In the past few years, the intraoral scanner market has become more competitive than ever before, with multiple companies introducing cheaper alternatives for less than USD 20,000. How do they perform in a clinical environment? Are more affordable scanners as good as the expensive ones? Let’s compare five scans of the same prep, scanned by the same operator using one high-end IOS and four affordable scanners.
The increasing competition in the dental market has changed the status quo in the past few years. More CAD/CAM systems have become open, and the focus is shifting towards software and app development, all while subscription fees are being decreased/removed.
The intraoral scanner prices have gone down significantly, effectively reducing the financial obstacles, and many dentists worldwide are now considering getting their first scanner.
As anything labeled “cheap,” even medical devices won’t avoid having their quality questioned. In our reviews, we often mention how these scanners feel and look. When it comes to accuracy, the discussion becomes more complicated, and the question of trueness and precision has to be answered by researchers. We share our objective and unbiased experience with daily use in clinical workflows with you: real-life patients and real-life cases.
We have already tested most of these scanners, and new IOS are sent to us almost every month.
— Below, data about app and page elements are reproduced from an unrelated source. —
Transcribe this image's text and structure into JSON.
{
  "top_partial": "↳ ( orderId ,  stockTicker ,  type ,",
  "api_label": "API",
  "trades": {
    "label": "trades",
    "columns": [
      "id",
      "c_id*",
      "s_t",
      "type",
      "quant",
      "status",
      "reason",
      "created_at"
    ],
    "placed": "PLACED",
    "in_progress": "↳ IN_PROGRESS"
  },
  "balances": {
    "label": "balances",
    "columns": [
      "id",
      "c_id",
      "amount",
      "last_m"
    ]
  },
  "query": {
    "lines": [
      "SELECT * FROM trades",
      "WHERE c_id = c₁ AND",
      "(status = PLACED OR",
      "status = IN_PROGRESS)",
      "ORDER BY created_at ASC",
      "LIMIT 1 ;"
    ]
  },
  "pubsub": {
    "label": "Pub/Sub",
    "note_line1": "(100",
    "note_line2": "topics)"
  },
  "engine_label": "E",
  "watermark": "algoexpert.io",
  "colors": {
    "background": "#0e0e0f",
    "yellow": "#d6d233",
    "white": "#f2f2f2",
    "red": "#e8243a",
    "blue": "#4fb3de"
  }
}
Besides the standalone reviews of each scanner, we summarized our experiences in our IDS 2021 review.
One Prep, Five Scanners
As it’s the case with all of our iDD Compares posts, we present you with the same case as scanned by the same operator using multiple different scanners. In this particular case, Dr. Ahmad Al-Hassiny used these:
The last four scanners are pretty affordable, all within a USD 13-20k price range, while the cheapest configuration of TRIOS 4 starts at USD 34,000. 3Shape scanners are generally regarded as quality and accurate devices, with studies backing these claims, which is why we used this scanner as a baseline for others.
We show the scans both in color and monochrome as previewed in their native software, which should give you a clear idea of how these scanners capture colors and textures. The color rendering helps identify the margin, but the monochrome rendering is crucial for assessing the quality of the captured scans, especially the margin.
In the following pictures, you can see how each scanner handles these previews, which becomes important if their software has an option to marginate before sending the scans to a dental lab.
Monochrome Presentation in Third-Party Software
We also exported these scans in an STL format and previewed them in third-party software (Meshmixer by Autodesk) with and without the tessellated mesh. All the scans were exported with their default settings, and the Medit i700 scan was NOT captured in HD.
Showing the files in third-party software helps us have a level playing field. The scans can’t hide behind the software’s rendering, and it gives you an idea of what you or your lab would see in CAD software such as exocad’s DentalCAD or 3Shape’s Dental System. Considering that most dentists will use these IOS primarily as an impression-replacement tool, it’s crucial to assess the exported data.
It also makes the differences between IOS more prominent, or in some cases, it proves that the difference is not huge at all. The most noticeable difference in this particular set of scans is in the interproximal margin areas, which is equigingival. Scanners generally struggle with equi or subgingival preparations (but can be managed with proper tissue and moisture control), and you can see the margin is easier to read with some scanners than others.
It also highlights that Launca has more difficulty around the palatal portion of the margin, and the margin in this area seems to be deformed due to enamel translucency.
Modern IOS devices use a light source, and to scan correctly, they need the projected light to bounce back off the surfaces. The data is not captured accurately if the light doesn’t bounce back and goes through the surface instead.
This is why older scanners used sprays to cover the oral structures with a fine layer of powder, making them effectively opaque. Most modern intraoral scanners have solved this issue and do not require a spray anymore but can still have problems with translucent surfaces.
The tessellated mesh provides us with a good insight into how the data was captured and stitched together. As you can see in this particular case, Launca DL-206P’s finer tesselation doesn’t necessarily mean a ‘better scan.’
The bottom line is that not all scanners are created equal. There seem to be noticeable differences in the quality of captured data, which might result in compromised margin detection.
There are also apparent differences in how the software of each scanner renders the images. Whether or not these findings are clinically significant is a topic of debate, mainly because regardless of what the scanner can pick up, there are also limitations in the milling/production process. A lot more research needs to be carried out testing all these new scanners coming on the market.